### SUPPLIED DATA

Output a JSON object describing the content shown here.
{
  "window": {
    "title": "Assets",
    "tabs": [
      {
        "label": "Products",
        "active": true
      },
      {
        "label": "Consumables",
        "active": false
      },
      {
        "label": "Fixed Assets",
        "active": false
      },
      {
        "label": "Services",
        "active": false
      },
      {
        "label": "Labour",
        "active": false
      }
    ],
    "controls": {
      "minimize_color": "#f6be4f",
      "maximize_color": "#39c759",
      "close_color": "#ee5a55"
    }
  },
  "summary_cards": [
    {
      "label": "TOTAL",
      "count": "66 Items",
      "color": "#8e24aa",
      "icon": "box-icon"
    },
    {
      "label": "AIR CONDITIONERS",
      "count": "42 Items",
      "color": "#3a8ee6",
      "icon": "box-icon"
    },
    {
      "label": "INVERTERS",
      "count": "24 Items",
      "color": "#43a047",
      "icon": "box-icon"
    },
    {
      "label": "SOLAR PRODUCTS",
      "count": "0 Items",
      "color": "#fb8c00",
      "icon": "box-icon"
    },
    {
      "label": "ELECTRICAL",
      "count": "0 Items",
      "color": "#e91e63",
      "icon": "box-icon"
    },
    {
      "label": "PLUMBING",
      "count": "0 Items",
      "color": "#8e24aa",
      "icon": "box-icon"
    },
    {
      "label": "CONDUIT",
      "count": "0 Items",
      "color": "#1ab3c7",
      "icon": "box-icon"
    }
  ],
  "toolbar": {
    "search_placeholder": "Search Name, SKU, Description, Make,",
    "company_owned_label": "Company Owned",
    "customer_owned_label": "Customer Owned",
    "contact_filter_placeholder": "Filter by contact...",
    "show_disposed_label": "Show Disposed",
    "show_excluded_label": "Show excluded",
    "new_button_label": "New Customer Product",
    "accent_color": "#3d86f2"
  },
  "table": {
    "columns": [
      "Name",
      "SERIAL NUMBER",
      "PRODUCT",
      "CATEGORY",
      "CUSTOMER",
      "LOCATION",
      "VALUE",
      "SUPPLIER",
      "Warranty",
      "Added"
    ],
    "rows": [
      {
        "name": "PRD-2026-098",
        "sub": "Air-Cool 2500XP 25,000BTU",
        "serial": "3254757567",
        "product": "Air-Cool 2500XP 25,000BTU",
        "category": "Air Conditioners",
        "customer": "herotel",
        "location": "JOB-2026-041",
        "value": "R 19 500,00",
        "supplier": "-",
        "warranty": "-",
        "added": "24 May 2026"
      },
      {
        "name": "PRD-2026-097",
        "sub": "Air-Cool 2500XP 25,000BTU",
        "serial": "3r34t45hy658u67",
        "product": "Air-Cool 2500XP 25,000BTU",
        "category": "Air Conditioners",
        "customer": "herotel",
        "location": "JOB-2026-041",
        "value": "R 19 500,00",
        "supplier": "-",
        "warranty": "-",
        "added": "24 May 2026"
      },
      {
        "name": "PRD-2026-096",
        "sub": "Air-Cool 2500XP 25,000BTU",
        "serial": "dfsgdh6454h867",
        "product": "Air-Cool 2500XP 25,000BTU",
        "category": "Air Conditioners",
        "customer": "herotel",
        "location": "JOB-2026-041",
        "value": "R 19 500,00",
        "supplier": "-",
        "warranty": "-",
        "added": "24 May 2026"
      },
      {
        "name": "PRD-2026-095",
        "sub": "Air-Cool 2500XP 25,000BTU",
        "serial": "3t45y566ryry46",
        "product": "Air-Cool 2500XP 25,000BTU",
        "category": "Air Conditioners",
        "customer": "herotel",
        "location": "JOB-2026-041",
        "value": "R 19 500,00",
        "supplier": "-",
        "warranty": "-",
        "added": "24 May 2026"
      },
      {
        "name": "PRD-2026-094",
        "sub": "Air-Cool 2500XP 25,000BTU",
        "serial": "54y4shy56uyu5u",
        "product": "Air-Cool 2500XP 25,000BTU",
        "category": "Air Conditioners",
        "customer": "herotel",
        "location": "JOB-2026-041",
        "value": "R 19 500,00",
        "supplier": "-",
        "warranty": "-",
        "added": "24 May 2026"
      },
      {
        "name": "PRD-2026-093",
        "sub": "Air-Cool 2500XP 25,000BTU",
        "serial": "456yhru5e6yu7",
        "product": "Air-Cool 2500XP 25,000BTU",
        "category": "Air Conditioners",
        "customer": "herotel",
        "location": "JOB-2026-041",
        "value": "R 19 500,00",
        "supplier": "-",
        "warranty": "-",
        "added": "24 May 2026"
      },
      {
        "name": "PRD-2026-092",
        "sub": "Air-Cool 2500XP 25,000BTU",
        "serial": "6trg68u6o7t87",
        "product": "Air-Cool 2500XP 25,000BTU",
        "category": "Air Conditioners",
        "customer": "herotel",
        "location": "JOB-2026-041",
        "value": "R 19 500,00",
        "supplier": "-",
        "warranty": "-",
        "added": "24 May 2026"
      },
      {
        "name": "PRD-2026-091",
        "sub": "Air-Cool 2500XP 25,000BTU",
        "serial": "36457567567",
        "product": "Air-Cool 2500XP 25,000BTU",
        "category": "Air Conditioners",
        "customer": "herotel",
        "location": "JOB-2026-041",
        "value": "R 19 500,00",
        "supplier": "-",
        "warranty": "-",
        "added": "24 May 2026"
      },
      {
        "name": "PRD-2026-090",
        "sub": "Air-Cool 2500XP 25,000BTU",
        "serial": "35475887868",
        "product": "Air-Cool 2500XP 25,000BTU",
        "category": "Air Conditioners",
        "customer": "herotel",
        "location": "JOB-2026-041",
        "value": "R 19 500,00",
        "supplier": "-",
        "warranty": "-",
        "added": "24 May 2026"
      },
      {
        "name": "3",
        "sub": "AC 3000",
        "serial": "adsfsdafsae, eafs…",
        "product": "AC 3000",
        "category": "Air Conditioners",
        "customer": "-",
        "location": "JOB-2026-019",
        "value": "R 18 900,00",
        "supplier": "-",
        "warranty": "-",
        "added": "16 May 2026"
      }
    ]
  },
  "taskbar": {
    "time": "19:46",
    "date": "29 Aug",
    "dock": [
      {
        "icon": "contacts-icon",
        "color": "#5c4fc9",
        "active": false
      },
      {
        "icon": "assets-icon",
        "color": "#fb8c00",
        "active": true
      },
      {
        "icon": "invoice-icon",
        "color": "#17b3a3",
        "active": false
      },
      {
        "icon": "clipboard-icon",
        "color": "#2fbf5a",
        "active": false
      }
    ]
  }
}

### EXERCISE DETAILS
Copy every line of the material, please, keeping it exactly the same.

### YOUR SOLUTION
Output a JSON object describing the content shown here.
{
  "window": {
    "title": "Assets",
    "tabs": [
      {
        "label": "Products",
        "active": true
      },
      {
        "label": "Consumables",
        "active": false
      },
      {
        "label": "Fixed Assets",
        "active": false
      },
      {
        "label": "Services",
        "active": false
      },
      {
        "label": "Labour",
        "active": false
      }
    ],
    "controls": {
      "minimize_color": "#f6be4f",
      "maximize_color": "#39c759",
      "close_color": "#ee5a55"
    }
  },
  "summary_cards": [
    {
      "label": "TOTAL",
      "count": "66 Items",
      "color": "#8e24aa",
      "icon": "box-icon"
    },
    {
      "label": "AIR CONDITIONERS",
      "count": "42 Items",
      "color": "#3a8ee6",
      "icon": "box-icon"
    },
    {
      "label": "INVERTERS",
      "count": "24 Items",
      "color": "#43a047",
      "icon": "box-icon"
    },
    {
      "label": "SOLAR PRODUCTS",
      "count": "0 Items",
      "color": "#fb8c00",
      "icon": "box-icon"
    },
    {
      "label": "ELECTRICAL",
      "count": "0 Items",
      "color": "#e91e63",
      "icon": "box-icon"
    },
    {
      "label": "PLUMBING",
      "count": "0 Items",
      "color": "#8e24aa",
      "icon": "box-icon"
    },
    {
      "label": "CONDUIT",
      "count": "0 Items",
      "color": "#1ab3c7",
      "icon": "box-icon"
    }
  ],
  "toolbar": {
    "search_placeholder": "Search Name, SKU, Description, Make,",
    "company_owned_label": "Company Owned",
    "customer_owned_label": "Customer Owned",
    "contact_filter_placeholder": "Filter by contact...",
    "show_disposed_label": "Show Disposed",
    "show_excluded_label": "Show excluded",
    "new_button_label": "New Customer Product",
    "accent_color": "#3d86f2"
  },
  "table": {
    "columns": [
      "Name",
      "SERIAL NUMBER",
      "PRODUCT",
      "CATEGORY",
      "CUSTOMER",
      "LOCATION",
      "VALUE",
      "SUPPLIER",
      "Warranty",
      "Added"
    ],
    "rows": [
      {
        "name": "PRD-2026-098",
        "sub": "Air-Cool 2500XP 25,000BTU",
        "serial": "3254757567",
        "product": "Air-Cool 2500XP 25,000BTU",
        "category": "Air Conditioners",
        "customer": "herotel",
        "location": "JOB-2026-041",
        "value": "R 19 500,00",
        "supplier": "-",
        "warranty": "-",
        "added": "24 May 2026"
      },
      {
        "name": "PRD-2026-097",
        "sub": "Air-Cool 2500XP 25,000BTU",
        "serial": "3r34t45hy658u67",
        "product": "Air-Cool 2500XP 25,000BTU",
        "category": "Air Conditioners",
        "customer": "herotel",
        "location": "JOB-2026-041",
        "value": "R 19 500,00",
        "supplier": "-",
        "warranty": "-",
        "added": "24 May 2026"
      },
      {
        "name": "PRD-2026-096",
        "sub": "Air-Cool 2500XP 25,000BTU",
        "serial": "dfsgdh6454h867",
        "product": "Air-Cool 2500XP 25,000BTU",
        "category": "Air Conditioners",
        "customer": "herotel",
        "location": "JOB-2026-041",
        "value": "R 19 500,00",
        "supplier": "-",
        "warranty": "-",
        "added": "24 May 2026"
      },
      {
        "name": "PRD-2026-095",
        "sub": "Air-Cool 2500XP 25,000BTU",
        "serial": "3t45y566ryry46",
        "product": "Air-Cool 2500XP 25,000BTU",
        "category": "Air Conditioners",
        "customer": "herotel",
        "location": "JOB-2026-041",
        "value": "R 19 500,00",
        "supplier": "-",
        "warranty": "-",
        "added": "24 May 2026"
      },
      {
        "name": "PRD-2026-094",
        "sub": "Air-Cool 2500XP 25,000BTU",
        "serial": "54y4shy56uyu5u",
        "product": "Air-Cool 2500XP 25,000BTU",
        "category": "Air Conditioners",
        "customer": "herotel",
        "location": "JOB-2026-041",
        "value": "R 19 500,00",
        "supplier": "-",
        "warranty": "-",
        "added": "24 May 2026"
      },
      {
        "name": "PRD-2026-093",
        "sub": "Air-Cool 2500XP 25,000BTU",
        "serial": "456yhru5e6yu7",
        "product": "Air-Cool 2500XP 25,000BTU",
        "category": "Air Conditioners",
        "customer": "herotel",
        "location": "JOB-2026-041",
        "value": "R 19 500,00",
        "supplier": "-",
        "warranty": "-",
        "added": "24 May 2026"
      },
      {
        "name": "PRD-2026-092",
        "sub": "Air-Cool 2500XP 25,000BTU",
        "serial": "6trg68u6o7t87",
        "product": "Air-Cool 2500XP 25,000BTU",
        "category": "Air Conditioners",
        "customer": "herotel",
        "location": "JOB-2026-041",
        "value": "R 19 500,00",
        "supplier": "-",
        "warranty": "-",
        "added": "24 May 2026"
      },
      {
        "name": "PRD-2026-091",
        "sub": "Air-Cool 2500XP 25,000BTU",
        "serial": "36457567567",
        "product": "Air-Cool 2500XP 25,000BTU",
        "category": "Air Conditioners",
        "customer": "herotel",
        "location": "JOB-2026-041",
        "value": "R 19 500,00",
        "supplier": "-",
        "warranty": "-",
        "added": "24 May 2026"
      },
      {
        "name": "PRD-2026-090",
        "sub": "Air-Cool 2500XP 25,000BTU",
        "serial": "35475887868",
        "product": "Air-Cool 2500XP 25,000BTU",
        "category": "Air Conditioners",
        "customer": "herotel",
        "location": "JOB-2026-041",
        "value": "R 19 500,00",
        "supplier": "-",
        "warranty": "-",
        "added": "24 May 2026"
      },
      {
        "name": "3",
        "sub": "AC 3000",
        "serial": "adsfsdafsae, eafs…",
        "product": "AC 3000",
        "category": "Air Conditioners",
        "customer": "-",
        "location": "JOB-2026-019",
        "value": "R 18 900,00",
        "supplier": "-",
        "warranty": "-",
        "added": "16 May 2026"
      }
    ]
  },
  "taskbar": {
    "time": "19:46",
    "date": "29 Aug",
    "dock": [
      {
        "icon": "contacts-icon",
        "color": "#5c4fc9",
        "active": false
      },
      {
        "icon": "assets-icon",
        "color": "#fb8c00",
        "active": true
      },
      {
        "icon": "invoice-icon",
        "color": "#17b3a3",
        "active": false
      },
      {
        "icon": "clipboard-icon",
        "color": "#2fbf5a",
        "active": false
      }
    ]
  }
}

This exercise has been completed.